Ready to understand MVVM and WPF?
This has been by far, the best introduction to MVVM and WPF I have found on the web. I intend to share with you today, a very interesting presentation explaining the Model View “ViewModel” (MVVM) pattern, and how it can be implemented in WPF. After reading several blogs and web pages about this design pattern, I still couldn’t get my head around how it worked and its use and advantages.
Not so long ago I stumbled upon a post in which over 30 comments recommended a video on this topic by Jason Dollinger. I immediately decided to look it up, and give it a try. I must say, that hour and a half of presentation was far more productive than all the days I had spent on this topic! What’s really good about this video, is that Jason starts out with a simple, yet powerful project example. He explains how to solve the problem in a more “traditional” way, with button clicks handled by event-handlers in the code behind, which then updated other parts of the UI. This is probably the approach that anyone without knowledge of WPF’s binding potential would take.
Here is where this gets interesting. After a lot of explanation about why this isn’t the way to do this, if you want to take full advantage of WPF, he starts to introduce the MVVM design concept. Using WPF, data binding and Commands, he transformed the application in a more manageable, readable and testable one.
And it gets better!
A lot of other topics are covered in this video, such as Dependency Injection via Unity, Inversion of Control, Unit Testing, Blendability and much more. All of these concepts are really important to learn how to build a decoupled and testable application.
What’s really important about using this design pattern, is that if you are building a robust application, with this separation of concerns, you can be working on all the logic of the code, while a designer is doing the View, totally oblivious of one another. Also, using mock ViewModels (also shown in the video), the designers can create test data to use in Blend, and see how it would look in dynamic data containers, such as GridViews.
After watching this presentation for the first time, I decided to watch it yet again, following the steps in his code, and recreated the application gradually. In this GitHub repository, you can see this implementation. Keep in mind, that this was done in the same step-by-step fashion as the video, so in each commit, a new concept was introduced.

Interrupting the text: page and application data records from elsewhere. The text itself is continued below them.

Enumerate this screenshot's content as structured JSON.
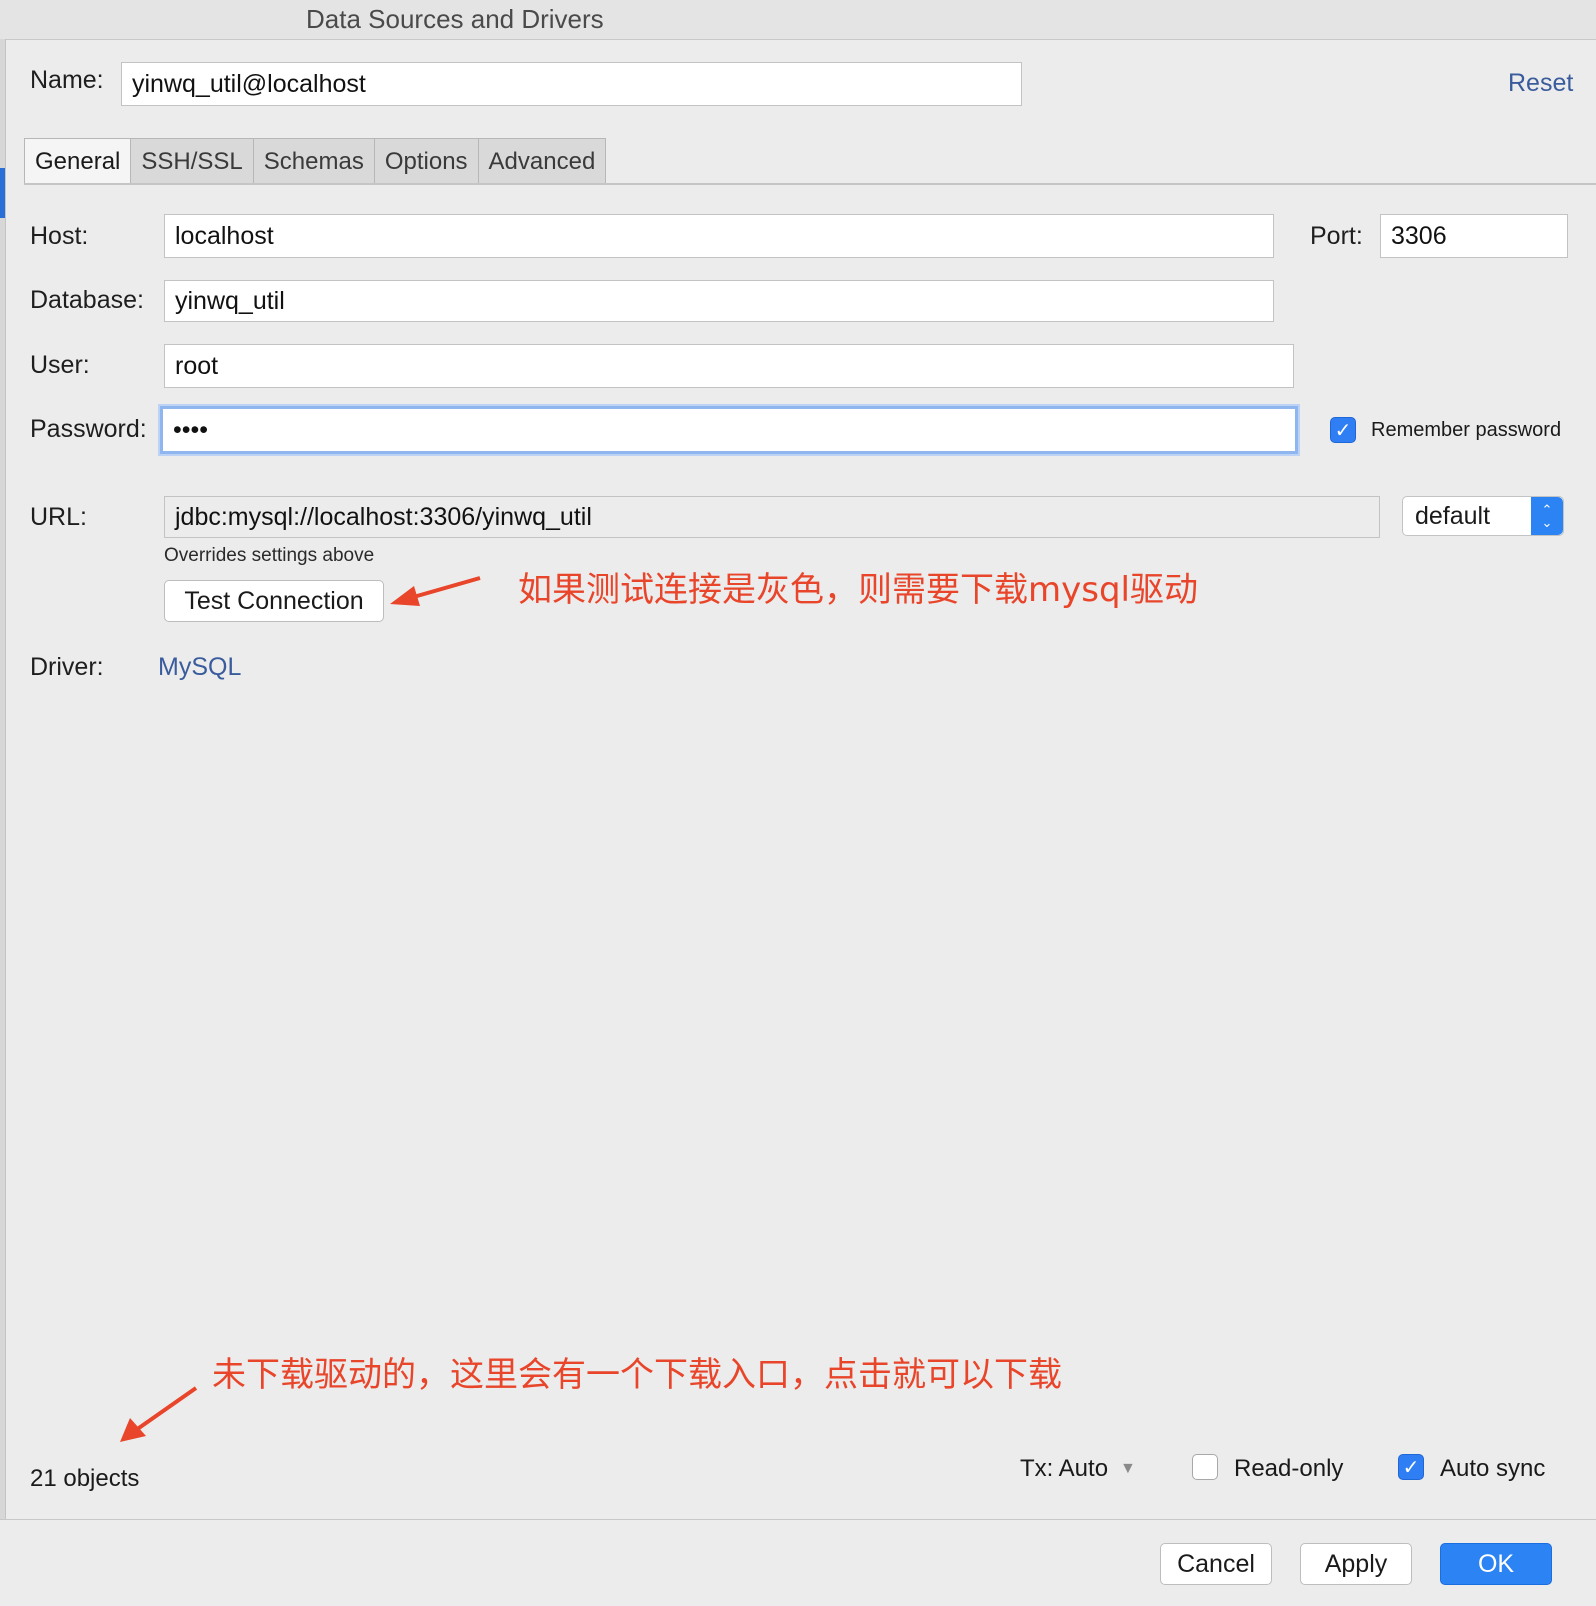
{
  "window": {
    "title": "Data Sources and Drivers"
  },
  "name_row": {
    "label": "Name:",
    "value": "yinwq_util@localhost",
    "reset": "Reset"
  },
  "tabs": [
    {
      "label": "General",
      "active": true
    },
    {
      "label": "SSH/SSL"
    },
    {
      "label": "Schemas"
    },
    {
      "label": "Options"
    },
    {
      "label": "Advanced"
    }
  ],
  "general": {
    "host": {
      "label": "Host:",
      "value": "localhost"
    },
    "port": {
      "label": "Port:",
      "value": "3306"
    },
    "database": {
      "label": "Database:",
      "value": "yinwq_util"
    },
    "user": {
      "label": "User:",
      "value": "root"
    },
    "password": {
      "label": "Password:",
      "value": "••••"
    },
    "remember_password": {
      "label": "Remember password",
      "checked": true
    },
    "url": {
      "label": "URL:",
      "value": "jdbc:mysql://localhost:3306/yinwq_util",
      "hint": "Overrides settings above"
    },
    "url_mode": {
      "value": "default"
    },
    "test_connection": "Test Connection",
    "driver": {
      "label": "Driver:",
      "value": "MySQL"
    }
  },
  "annotations": {
    "test_connection_note": "如果测试连接是灰色，则需要下载mysql驱动",
    "download_note": "未下载驱动的，这里会有一个下载入口，点击就可以下载",
    "color": "#e8452a"
  },
  "status": {
    "objects": "21 objects",
    "tx": "Tx: Auto",
    "read_only": {
      "label": "Read-only",
      "checked": false
    },
    "auto_sync": {
      "label": "Auto sync",
      "checked": true
    }
  },
  "buttons": {
    "cancel": "Cancel",
    "apply": "Apply",
    "ok": "OK"
  },
  "colors": {
    "accent": "#2c84f4",
    "link": "#3a5c9c"
  }
}
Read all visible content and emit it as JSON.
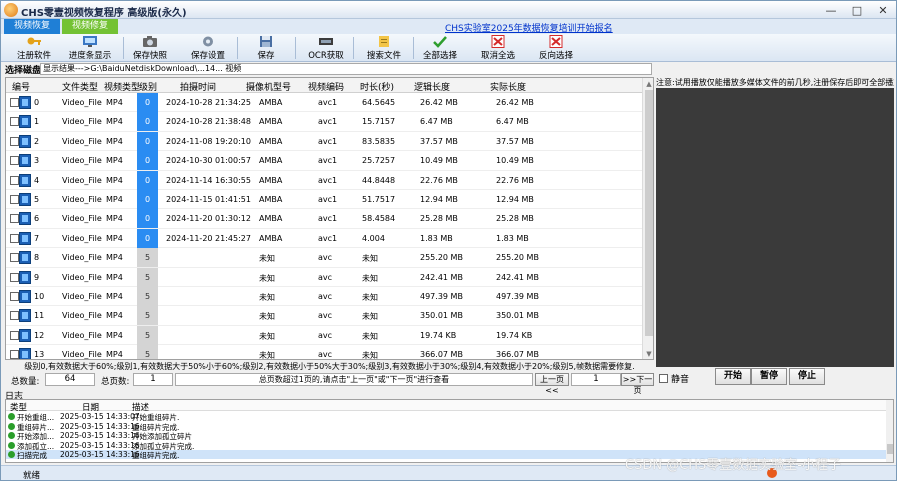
{
  "window": {
    "title": "CHS零壹视频恢复程序 高级版(永久)",
    "minimize": "—",
    "maximize": "□",
    "close": "✕"
  },
  "menu": {
    "tab_recover": "视频恢复",
    "tab_repair": "视频修复",
    "promo": "CHS实验室2025年数据恢复培训开始报名"
  },
  "toolbar": [
    {
      "label": "注册软件",
      "icon": "key-icon"
    },
    {
      "label": "进度条显示",
      "icon": "monitor-icon"
    },
    {
      "label": "保存快照",
      "icon": "camera-icon"
    },
    {
      "label": "保存设置",
      "icon": "settings-save-icon"
    },
    {
      "label": "保存",
      "icon": "save-icon"
    },
    {
      "label": "OCR获取",
      "icon": "ocr-icon"
    },
    {
      "label": "搜索文件",
      "icon": "folder-search-icon"
    },
    {
      "label": "全部选择",
      "icon": "check-all-icon"
    },
    {
      "label": "取消全选",
      "icon": "uncheck-icon"
    },
    {
      "label": "反向选择",
      "icon": "invert-select-icon"
    }
  ],
  "path_row": {
    "label": "选择磁盘",
    "value": "显示结果--->G:\\BaiduNetdiskDownload\\...14...    视频"
  },
  "table": {
    "headers": [
      "编号",
      "文件类型",
      "视频类型",
      "级别",
      "拍摄时间",
      "摄像机型号",
      "视频编码",
      "时长(秒)",
      "逻辑长度",
      "实际长度"
    ],
    "rows": [
      [
        "0",
        "Video_File",
        "MP4",
        "0",
        "2024-10-28 21:34:25",
        "AMBA",
        "avc1",
        "64.5645",
        "26.42 MB",
        "26.42 MB"
      ],
      [
        "1",
        "Video_File",
        "MP4",
        "0",
        "2024-10-28 21:38:48",
        "AMBA",
        "avc1",
        "15.7157",
        "6.47 MB",
        "6.47 MB"
      ],
      [
        "2",
        "Video_File",
        "MP4",
        "0",
        "2024-11-08 19:20:10",
        "AMBA",
        "avc1",
        "83.5835",
        "37.57 MB",
        "37.57 MB"
      ],
      [
        "3",
        "Video_File",
        "MP4",
        "0",
        "2024-10-30 01:00:57",
        "AMBA",
        "avc1",
        "25.7257",
        "10.49 MB",
        "10.49 MB"
      ],
      [
        "4",
        "Video_File",
        "MP4",
        "0",
        "2024-11-14 16:30:55",
        "AMBA",
        "avc1",
        "44.8448",
        "22.76 MB",
        "22.76 MB"
      ],
      [
        "5",
        "Video_File",
        "MP4",
        "0",
        "2024-11-15 01:41:51",
        "AMBA",
        "avc1",
        "51.7517",
        "12.94 MB",
        "12.94 MB"
      ],
      [
        "6",
        "Video_File",
        "MP4",
        "0",
        "2024-11-20 01:30:12",
        "AMBA",
        "avc1",
        "58.4584",
        "25.28 MB",
        "25.28 MB"
      ],
      [
        "7",
        "Video_File",
        "MP4",
        "0",
        "2024-11-20 21:45:27",
        "AMBA",
        "avc1",
        "4.004",
        "1.83 MB",
        "1.83 MB"
      ],
      [
        "8",
        "Video_File",
        "MP4",
        "5",
        "",
        "未知",
        "avc",
        "未知",
        "255.20 MB",
        "255.20 MB"
      ],
      [
        "9",
        "Video_File",
        "MP4",
        "5",
        "",
        "未知",
        "avc",
        "未知",
        "242.41 MB",
        "242.41 MB"
      ],
      [
        "10",
        "Video_File",
        "MP4",
        "5",
        "",
        "未知",
        "avc",
        "未知",
        "497.39 MB",
        "497.39 MB"
      ],
      [
        "11",
        "Video_File",
        "MP4",
        "5",
        "",
        "未知",
        "avc",
        "未知",
        "350.01 MB",
        "350.01 MB"
      ],
      [
        "12",
        "Video_File",
        "MP4",
        "5",
        "",
        "未知",
        "avc",
        "未知",
        "19.74 KB",
        "19.74 KB"
      ],
      [
        "13",
        "Video_File",
        "MP4",
        "5",
        "",
        "未知",
        "avc",
        "未知",
        "366.07 MB",
        "366.07 MB"
      ]
    ]
  },
  "legend": "级别0,有效数据大于60%;级别1,有效数据大于50%小于60%;级别2,有效数据小于50%大于30%;级别3,有效数据小于30%;级别4,有效数据小于20%;级别5,帧数据需要修复.",
  "pager": {
    "total_label": "总数量:",
    "total": "64",
    "pages_label": "总页数:",
    "pages": "1",
    "hint": "总页数超过1页的,请点击\"上一页\"或\"下一页\"进行查看",
    "prev": "上一页<<",
    "page": "1",
    "next": ">>下一页"
  },
  "preview": {
    "note": "注意:试用播放仅能播放多媒体文件的前几秒,注册保存后即可全部播放!",
    "mute": "静音",
    "play": "开始",
    "pause": "暂停",
    "stop": "停止"
  },
  "log": {
    "title": "日志",
    "headers": [
      "类型",
      "日期",
      "描述"
    ],
    "rows": [
      [
        "开始重组...",
        "2025-03-15 14:33:07",
        "开始重组碎片."
      ],
      [
        "重组碎片...",
        "2025-03-15 14:33:16",
        "重组碎片完成."
      ],
      [
        "开始添加...",
        "2025-03-15 14:33:16",
        "开始添加孤立碎片"
      ],
      [
        "添加孤立...",
        "2025-03-15 14:33:16",
        "添加孤立碎片完成."
      ],
      [
        "扫描完成",
        "2025-03-15 14:33:16",
        "重组碎片完成."
      ]
    ]
  },
  "status": {
    "text": "就绪"
  },
  "watermark": "CSDN @CHS零壹数据实验室-小程子",
  "colors": {
    "level_blue": "#2a8cf2",
    "level_grey": "#d4d4d4",
    "tab_recover": "#1f7fd6",
    "tab_repair": "#74c234",
    "preview_bg": "#3a3a3a"
  }
}
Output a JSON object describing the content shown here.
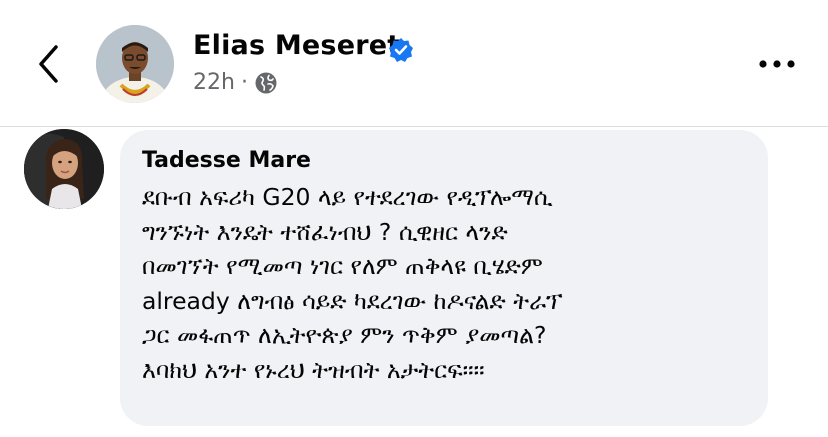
{
  "post": {
    "author_name": "Elias Meseret",
    "verified": true,
    "timestamp": "22h",
    "separator": "·",
    "audience_icon": "globe-icon"
  },
  "header": {
    "back_icon": "chevron-left-icon",
    "more_icon": "more-horizontal-icon"
  },
  "comment": {
    "author": "Tadesse Mare",
    "lines": [
      "ደቡብ አፍሪካ G20 ላይ የተደረገው የዲፕሎማሲ",
      "ግንኙነት እንዴት ተሸፈነብህ ? ሲዊዘር ላንድ",
      "በመገኘት የሚመጣ ነገር የለም ጠቅላዩ ቢሄድም",
      "already ለግብፅ ሳይድ ካደረገው ከዶናልድ ትራፕ",
      "ጋር መፋጠጥ ለኢትዮጵያ ምን ጥቅም ያመጣል?",
      "እባክህ አንተ የኑረህ ትዝብት አታትርፍ።።"
    ]
  },
  "colors": {
    "verified": "#1877f2",
    "meta": "#65676b",
    "bubble": "#f0f2f5",
    "text": "#050505"
  }
}
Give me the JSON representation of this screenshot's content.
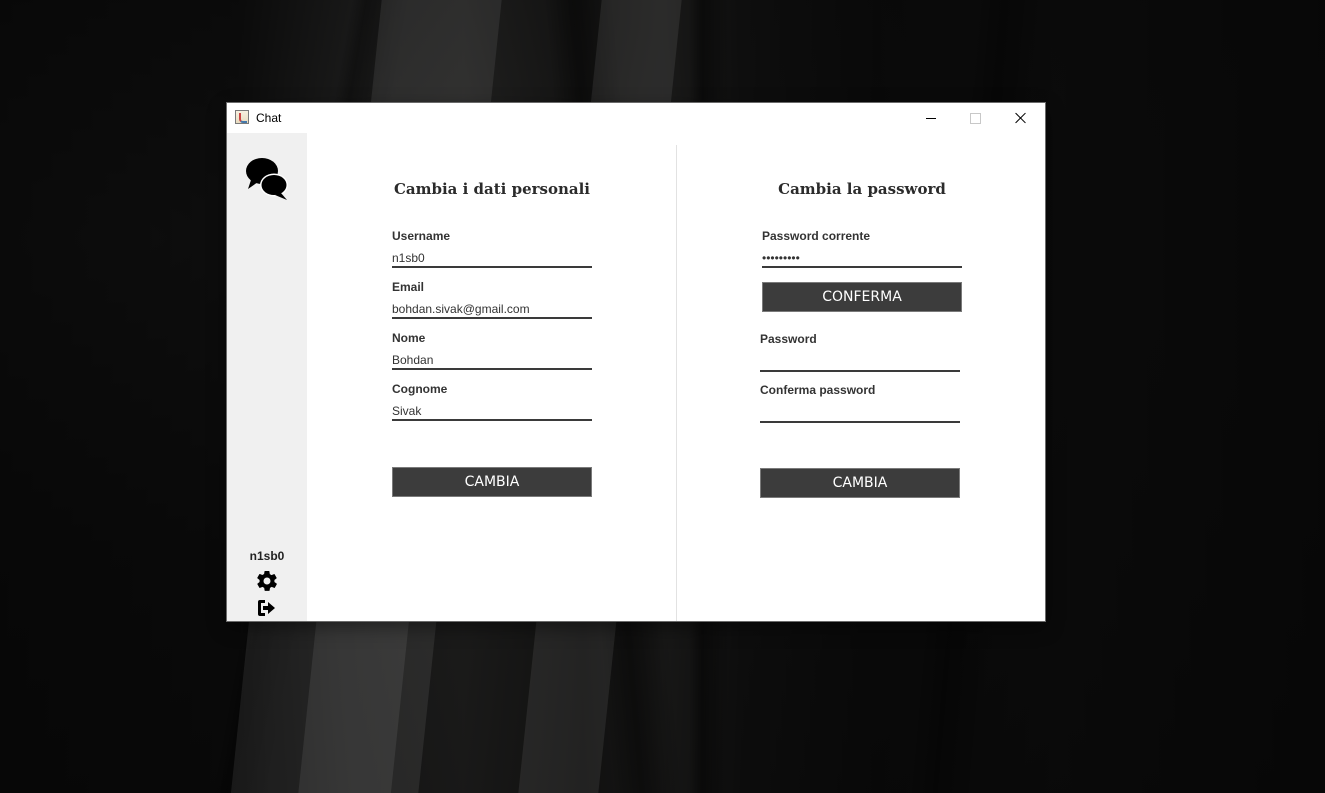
{
  "window": {
    "title": "Chat"
  },
  "sidebar": {
    "username": "n1sb0"
  },
  "personal": {
    "title": "Cambia i dati personali",
    "username_label": "Username",
    "username_value": "n1sb0",
    "email_label": "Email",
    "email_value": "bohdan.sivak@gmail.com",
    "nome_label": "Nome",
    "nome_value": "Bohdan",
    "cognome_label": "Cognome",
    "cognome_value": "Sivak",
    "submit_label": "CAMBIA"
  },
  "password": {
    "title": "Cambia la password",
    "current_label": "Password corrente",
    "current_value": "•••••••••",
    "confirm_current_label": "CONFERMA",
    "new_label": "Password",
    "new_value": "",
    "confirm_new_label": "Conferma password",
    "confirm_new_value": "",
    "submit_label": "CAMBIA"
  },
  "icons": {
    "app": "java-icon",
    "logo": "chat-bubbles-icon",
    "settings": "gear-icon",
    "logout": "logout-icon"
  },
  "colors": {
    "button_bg": "#3c3c3c",
    "sidebar_bg": "#f0f0f0",
    "underline": "#3a3a3a"
  }
}
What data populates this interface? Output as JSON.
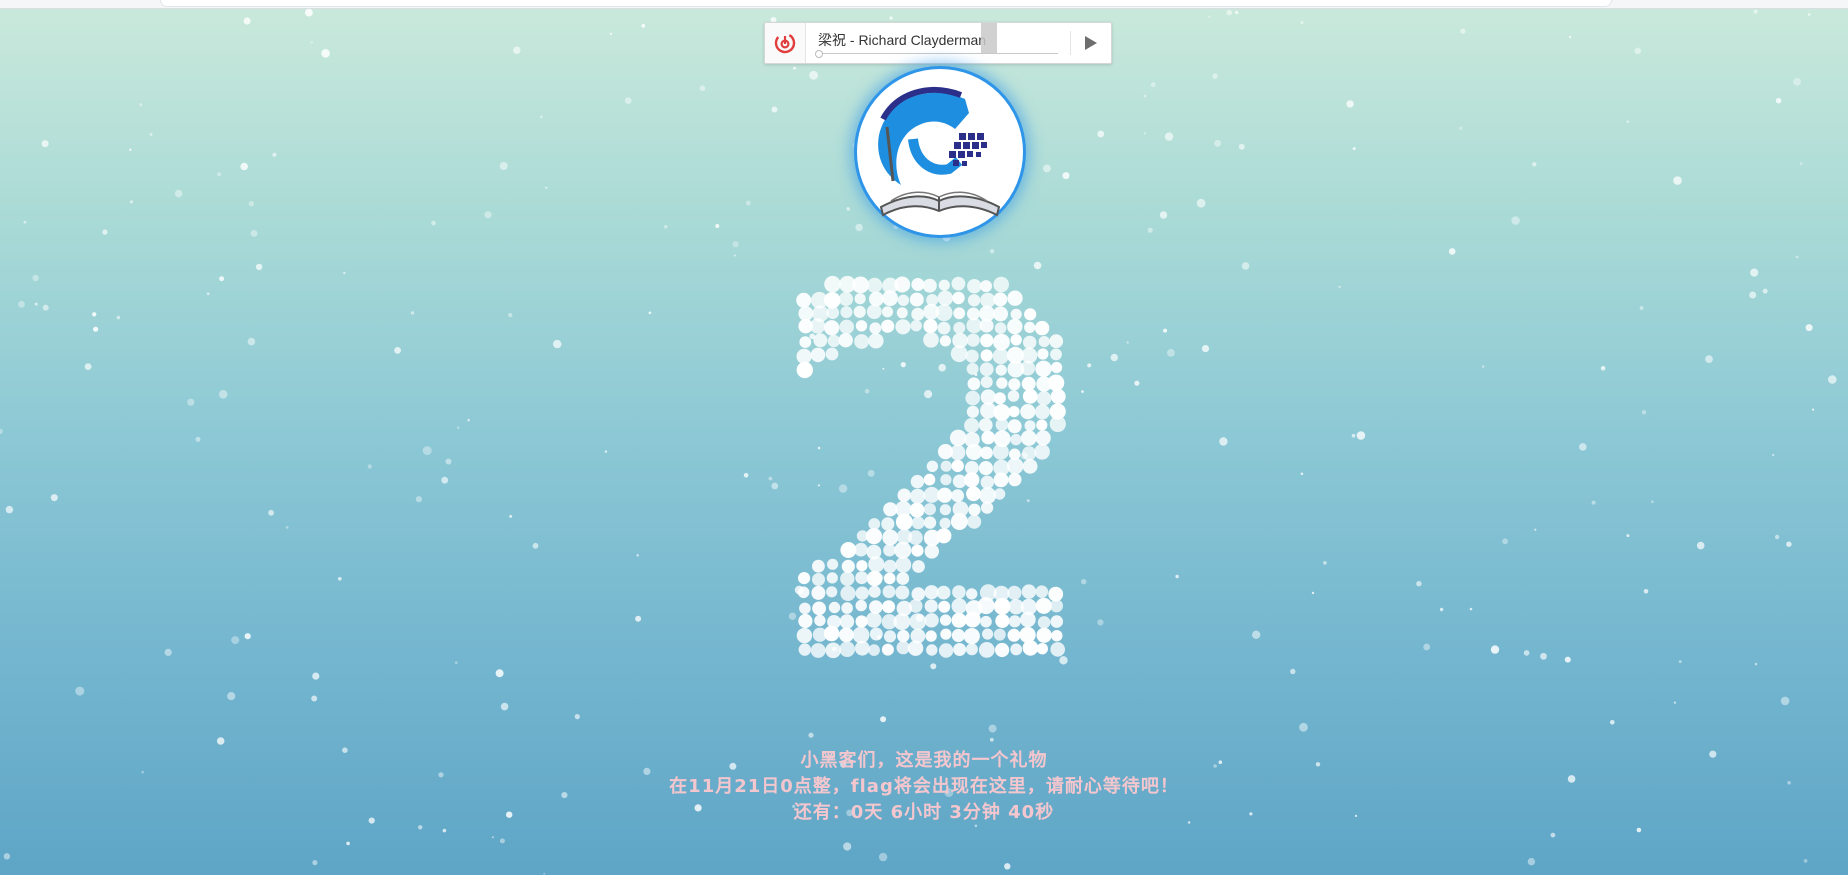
{
  "player": {
    "title": "梁祝 - Richard Clayderman",
    "app_icon": "netease-music-icon",
    "play_icon": "play-icon",
    "progress": 0.0
  },
  "avatar": {
    "icon": "book-logo-icon"
  },
  "countdown": {
    "digit": "2"
  },
  "message": {
    "line1": "小黑客们，这是我的一个礼物",
    "line2": "在11月21日0点整，flag将会出现在这里，请耐心等待吧！",
    "line3": "还有：0天 6小时 3分钟 40秒"
  },
  "colors": {
    "text": "#f4c6ce",
    "accent": "#2f95e8",
    "player_icon": "#e23d3d"
  }
}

Also, if you are interested in watching this video, it can be found here. Check it out, you won’t regret it. As I mentioned before, It is the best introduction to MVVM and WPF I have ever found on the internet!
Gastón Claret works as a developer at Making Sense. He is currently a System Engineering Major at UNICEN.